§ Problem statement
Read the data and repeat all of it exactly.

§ Record excerpts
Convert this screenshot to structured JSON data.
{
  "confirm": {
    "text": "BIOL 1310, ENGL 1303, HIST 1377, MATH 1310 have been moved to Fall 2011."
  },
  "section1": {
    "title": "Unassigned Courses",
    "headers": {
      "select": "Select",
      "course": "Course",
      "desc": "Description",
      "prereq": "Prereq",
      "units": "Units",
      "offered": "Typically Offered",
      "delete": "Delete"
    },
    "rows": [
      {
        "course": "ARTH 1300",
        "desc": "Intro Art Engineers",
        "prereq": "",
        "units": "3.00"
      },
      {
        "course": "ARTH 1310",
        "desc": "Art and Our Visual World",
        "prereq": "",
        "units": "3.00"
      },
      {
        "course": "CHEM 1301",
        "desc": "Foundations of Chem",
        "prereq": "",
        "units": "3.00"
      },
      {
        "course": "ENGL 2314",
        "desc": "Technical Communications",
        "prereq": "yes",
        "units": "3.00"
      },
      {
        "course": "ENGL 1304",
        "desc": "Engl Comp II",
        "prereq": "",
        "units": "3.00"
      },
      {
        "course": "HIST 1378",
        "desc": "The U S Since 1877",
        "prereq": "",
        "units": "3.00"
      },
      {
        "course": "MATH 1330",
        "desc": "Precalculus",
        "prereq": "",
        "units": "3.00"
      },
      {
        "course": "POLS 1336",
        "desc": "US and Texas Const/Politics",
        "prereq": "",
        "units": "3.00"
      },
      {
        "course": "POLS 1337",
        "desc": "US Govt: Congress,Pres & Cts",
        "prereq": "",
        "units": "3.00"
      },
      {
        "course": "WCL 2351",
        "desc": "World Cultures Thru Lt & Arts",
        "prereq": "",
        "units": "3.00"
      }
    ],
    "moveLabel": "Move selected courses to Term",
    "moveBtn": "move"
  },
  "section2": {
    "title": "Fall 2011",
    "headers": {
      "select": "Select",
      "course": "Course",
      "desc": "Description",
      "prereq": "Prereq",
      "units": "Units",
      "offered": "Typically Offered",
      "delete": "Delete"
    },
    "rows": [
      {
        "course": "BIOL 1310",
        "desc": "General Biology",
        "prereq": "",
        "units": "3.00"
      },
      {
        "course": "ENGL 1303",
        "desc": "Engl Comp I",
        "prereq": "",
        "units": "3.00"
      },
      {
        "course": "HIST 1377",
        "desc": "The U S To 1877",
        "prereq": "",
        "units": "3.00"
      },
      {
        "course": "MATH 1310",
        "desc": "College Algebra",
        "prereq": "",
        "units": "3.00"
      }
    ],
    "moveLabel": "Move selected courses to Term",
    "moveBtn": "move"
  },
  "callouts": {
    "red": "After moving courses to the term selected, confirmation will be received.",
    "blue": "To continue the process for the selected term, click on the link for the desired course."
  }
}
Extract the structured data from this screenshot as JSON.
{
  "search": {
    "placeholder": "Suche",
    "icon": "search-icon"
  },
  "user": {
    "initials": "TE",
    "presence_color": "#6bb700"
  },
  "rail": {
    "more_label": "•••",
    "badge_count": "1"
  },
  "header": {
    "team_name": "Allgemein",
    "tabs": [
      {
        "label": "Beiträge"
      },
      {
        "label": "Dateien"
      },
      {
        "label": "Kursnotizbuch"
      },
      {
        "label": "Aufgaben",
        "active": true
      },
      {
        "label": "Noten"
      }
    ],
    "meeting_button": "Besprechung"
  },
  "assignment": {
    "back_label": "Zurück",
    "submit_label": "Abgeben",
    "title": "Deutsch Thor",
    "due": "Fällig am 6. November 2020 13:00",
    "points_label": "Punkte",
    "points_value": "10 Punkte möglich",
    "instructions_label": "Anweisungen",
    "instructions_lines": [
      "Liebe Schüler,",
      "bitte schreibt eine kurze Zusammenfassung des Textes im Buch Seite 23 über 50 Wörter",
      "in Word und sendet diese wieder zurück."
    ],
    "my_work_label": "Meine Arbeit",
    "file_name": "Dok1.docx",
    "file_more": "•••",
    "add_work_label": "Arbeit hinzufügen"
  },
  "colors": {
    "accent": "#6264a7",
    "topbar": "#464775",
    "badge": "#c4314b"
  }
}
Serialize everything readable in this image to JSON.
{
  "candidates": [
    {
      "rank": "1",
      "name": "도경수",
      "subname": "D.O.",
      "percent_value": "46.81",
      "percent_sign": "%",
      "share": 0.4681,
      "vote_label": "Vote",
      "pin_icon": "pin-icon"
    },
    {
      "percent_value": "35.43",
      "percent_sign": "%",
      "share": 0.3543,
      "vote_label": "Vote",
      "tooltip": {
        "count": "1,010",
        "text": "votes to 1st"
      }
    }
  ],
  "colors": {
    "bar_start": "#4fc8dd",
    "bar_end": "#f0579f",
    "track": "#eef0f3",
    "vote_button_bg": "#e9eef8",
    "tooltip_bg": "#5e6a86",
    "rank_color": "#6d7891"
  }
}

§ Result below
Convert this screenshot to structured JSON data.
{
  "confirm": {
    "text": "BIOL 1310, ENGL 1303, HIST 1377, MATH 1310 have been moved to Fall 2011."
  },
  "section1": {
    "title": "Unassigned Courses",
    "headers": {
      "select": "Select",
      "course": "Course",
      "desc": "Description",
      "prereq": "Prereq",
      "units": "Units",
      "offered": "Typically Offered",
      "delete": "Delete"
    },
    "rows": [
      {
        "course": "ARTH 1300",
        "desc": "Intro Art Engineers",
        "prereq": "",
        "units": "3.00"
      },
      {
        "course": "ARTH 1310",
        "desc": "Art and Our Visual World",
        "prereq": "",
        "units": "3.00"
      },
      {
        "course": "CHEM 1301",
        "desc": "Foundations of Chem",
        "prereq": "",
        "units": "3.00"
      },
      {
        "course": "ENGL 2314",
        "desc": "Technical Communications",
        "prereq": "yes",
        "units": "3.00"
      },
      {
        "course": "ENGL 1304",
        "desc": "Engl Comp II",
        "prereq": "",
        "units": "3.00"
      },
      {
        "course": "HIST 1378",
        "desc": "The U S Since 1877",
        "prereq": "",
        "units": "3.00"
      },
      {
        "course": "MATH 1330",
        "desc": "Precalculus",
        "prereq": "",
        "units": "3.00"
      },
      {
        "course": "POLS 1336",
        "desc": "US and Texas Const/Politics",
        "prereq": "",
        "units": "3.00"
      },
      {
        "course": "POLS 1337",
        "desc": "US Govt: Congress,Pres & Cts",
        "prereq": "",
        "units": "3.00"
      },
      {
        "course": "WCL 2351",
        "desc": "World Cultures Thru Lt & Arts",
        "prereq": "",
        "units": "3.00"
      }
    ],
    "moveLabel": "Move selected courses to Term",
    "moveBtn": "move"
  },
  "section2": {
    "title": "Fall 2011",
    "headers": {
      "select": "Select",
      "course": "Course",
      "desc": "Description",
      "prereq": "Prereq",
      "units": "Units",
      "offered": "Typically Offered",
      "delete": "Delete"
    },
    "rows": [
      {
        "course": "BIOL 1310",
        "desc": "General Biology",
        "prereq": "",
        "units": "3.00"
      },
      {
        "course": "ENGL 1303",
        "desc": "Engl Comp I",
        "prereq": "",
        "units": "3.00"
      },
      {
        "course": "HIST 1377",
        "desc": "The U S To 1877",
        "prereq": "",
        "units": "3.00"
      },
      {
        "course": "MATH 1310",
        "desc": "College Algebra",
        "prereq": "",
        "units": "3.00"
      }
    ],
    "moveLabel": "Move selected courses to Term",
    "moveBtn": "move"
  },
  "callouts": {
    "red": "After moving courses to the term selected, confirmation will be received.",
    "blue": "To continue the process for the selected term, click on the link for the desired course."
  }
}
Extract the structured data from this screenshot as JSON.
{
  "search": {
    "placeholder": "Suche",
    "icon": "search-icon"
  },
  "user": {
    "initials": "TE",
    "presence_color": "#6bb700"
  },
  "rail": {
    "more_label": "•••",
    "badge_count": "1"
  },
  "header": {
    "team_name": "Allgemein",
    "tabs": [
      {
        "label": "Beiträge"
      },
      {
        "label": "Dateien"
      },
      {
        "label": "Kursnotizbuch"
      },
      {
        "label": "Aufgaben",
        "active": true
      },
      {
        "label": "Noten"
      }
    ],
    "meeting_button": "Besprechung"
  },
  "assignment": {
    "back_label": "Zurück",
    "submit_label": "Abgeben",
    "title": "Deutsch Thor",
    "due": "Fällig am 6. November 2020 13:00",
    "points_label": "Punkte",
    "points_value": "10 Punkte möglich",
    "instructions_label": "Anweisungen",
    "instructions_lines": [
      "Liebe Schüler,",
      "bitte schreibt eine kurze Zusammenfassung des Textes im Buch Seite 23 über 50 Wörter",
      "in Word und sendet diese wieder zurück."
    ],
    "my_work_label": "Meine Arbeit",
    "file_name": "Dok1.docx",
    "file_more": "•••",
    "add_work_label": "Arbeit hinzufügen"
  },
  "colors": {
    "accent": "#6264a7",
    "topbar": "#464775",
    "badge": "#c4314b"
  }
}
Serialize everything readable in this image to JSON.
{
  "candidates": [
    {
      "rank": "1",
      "name": "도경수",
      "subname": "D.O.",
      "percent_value": "46.81",
      "percent_sign": "%",
      "share": 0.4681,
      "vote_label": "Vote",
      "pin_icon": "pin-icon"
    },
    {
      "percent_value": "35.43",
      "percent_sign": "%",
      "share": 0.3543,
      "vote_label": "Vote",
      "tooltip": {
        "count": "1,010",
        "text": "votes to 1st"
      }
    }
  ],
  "colors": {
    "bar_start": "#4fc8dd",
    "bar_end": "#f0579f",
    "track": "#eef0f3",
    "vote_button_bg": "#e9eef8",
    "tooltip_bg": "#5e6a86",
    "rank_color": "#6d7891"
  }
}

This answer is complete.